▶ [Work to complete]: Once the images are set aside, output the listing exactly as it stands.

§ §

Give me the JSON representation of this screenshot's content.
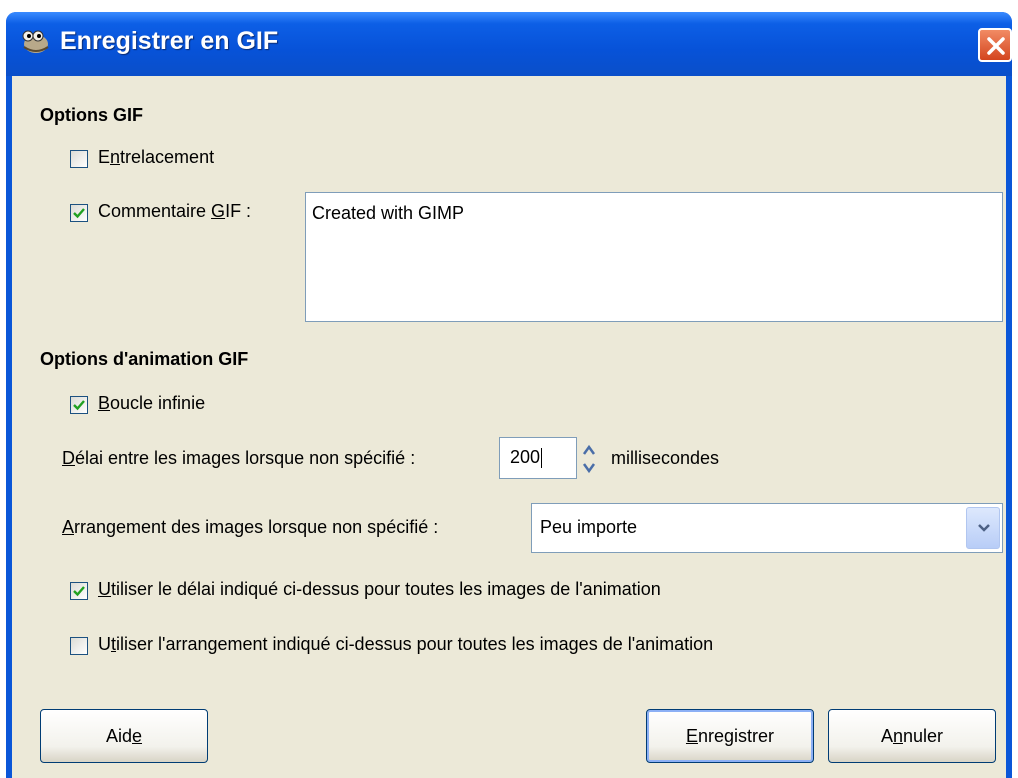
{
  "window": {
    "title": "Enregistrer en GIF"
  },
  "gif_options": {
    "heading": "Options GIF",
    "interlace": {
      "label_prefix": "E",
      "label_mnemonic": "n",
      "label_suffix": "trelacement",
      "checked": false
    },
    "comment": {
      "label_prefix": "Commentaire ",
      "label_mnemonic": "G",
      "label_suffix": "IF :",
      "checked": true,
      "value": "Created with GIMP"
    }
  },
  "animation_options": {
    "heading": "Options d'animation GIF",
    "loop": {
      "label_prefix": "",
      "label_mnemonic": "B",
      "label_suffix": "oucle infinie",
      "checked": true
    },
    "delay": {
      "label_prefix": "",
      "label_mnemonic": "D",
      "label_suffix": "élai entre les images lorsque non spécifié :",
      "value": "200",
      "unit": "millisecondes"
    },
    "disposal": {
      "label_prefix": "",
      "label_mnemonic": "A",
      "label_suffix": "rrangement des images lorsque non spécifié :",
      "selected": "Peu importe"
    },
    "use_delay": {
      "label_prefix": "",
      "label_mnemonic": "U",
      "label_suffix": "tiliser le délai indiqué ci-dessus pour toutes les images de l'animation",
      "checked": true
    },
    "use_disposal": {
      "label_prefix": "U",
      "label_mnemonic": "t",
      "label_suffix": "iliser l'arrangement indiqué ci-dessus pour toutes les images de l'animation",
      "checked": false
    }
  },
  "buttons": {
    "help": {
      "prefix": "Aid",
      "mnemonic": "e",
      "suffix": ""
    },
    "save": {
      "prefix": "",
      "mnemonic": "E",
      "suffix": "nregistrer"
    },
    "cancel": {
      "prefix": "A",
      "mnemonic": "n",
      "suffix": "nuler"
    }
  },
  "colors": {
    "title_bar": "#0752d8",
    "dialog_bg": "#ece9d8",
    "close_button": "#d4451f",
    "check_mark": "#21a121"
  },
  "icons": [
    "gimp-icon",
    "close-icon",
    "checkbox-check-icon",
    "spin-arrows-icon",
    "chevron-down-icon"
  ]
}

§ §

▶ [Reply]:
Give me the JSON representation of this screenshot's content.
{
  "window": {
    "title": "Enregistrer en GIF"
  },
  "gif_options": {
    "heading": "Options GIF",
    "interlace": {
      "label_prefix": "E",
      "label_mnemonic": "n",
      "label_suffix": "trelacement",
      "checked": false
    },
    "comment": {
      "label_prefix": "Commentaire ",
      "label_mnemonic": "G",
      "label_suffix": "IF :",
      "checked": true,
      "value": "Created with GIMP"
    }
  },
  "animation_options": {
    "heading": "Options d'animation GIF",
    "loop": {
      "label_prefix": "",
      "label_mnemonic": "B",
      "label_suffix": "oucle infinie",
      "checked": true
    },
    "delay": {
      "label_prefix": "",
      "label_mnemonic": "D",
      "label_suffix": "élai entre les images lorsque non spécifié :",
      "value": "200",
      "unit": "millisecondes"
    },
    "disposal": {
      "label_prefix": "",
      "label_mnemonic": "A",
      "label_suffix": "rrangement des images lorsque non spécifié :",
      "selected": "Peu importe"
    },
    "use_delay": {
      "label_prefix": "",
      "label_mnemonic": "U",
      "label_suffix": "tiliser le délai indiqué ci-dessus pour toutes les images de l'animation",
      "checked": true
    },
    "use_disposal": {
      "label_prefix": "U",
      "label_mnemonic": "t",
      "label_suffix": "iliser l'arrangement indiqué ci-dessus pour toutes les images de l'animation",
      "checked": false
    }
  },
  "buttons": {
    "help": {
      "prefix": "Aid",
      "mnemonic": "e",
      "suffix": ""
    },
    "save": {
      "prefix": "",
      "mnemonic": "E",
      "suffix": "nregistrer"
    },
    "cancel": {
      "prefix": "A",
      "mnemonic": "n",
      "suffix": "nuler"
    }
  },
  "colors": {
    "title_bar": "#0752d8",
    "dialog_bg": "#ece9d8",
    "close_button": "#d4451f",
    "check_mark": "#21a121"
  },
  "icons": [
    "gimp-icon",
    "close-icon",
    "checkbox-check-icon",
    "spin-arrows-icon",
    "chevron-down-icon"
  ]
}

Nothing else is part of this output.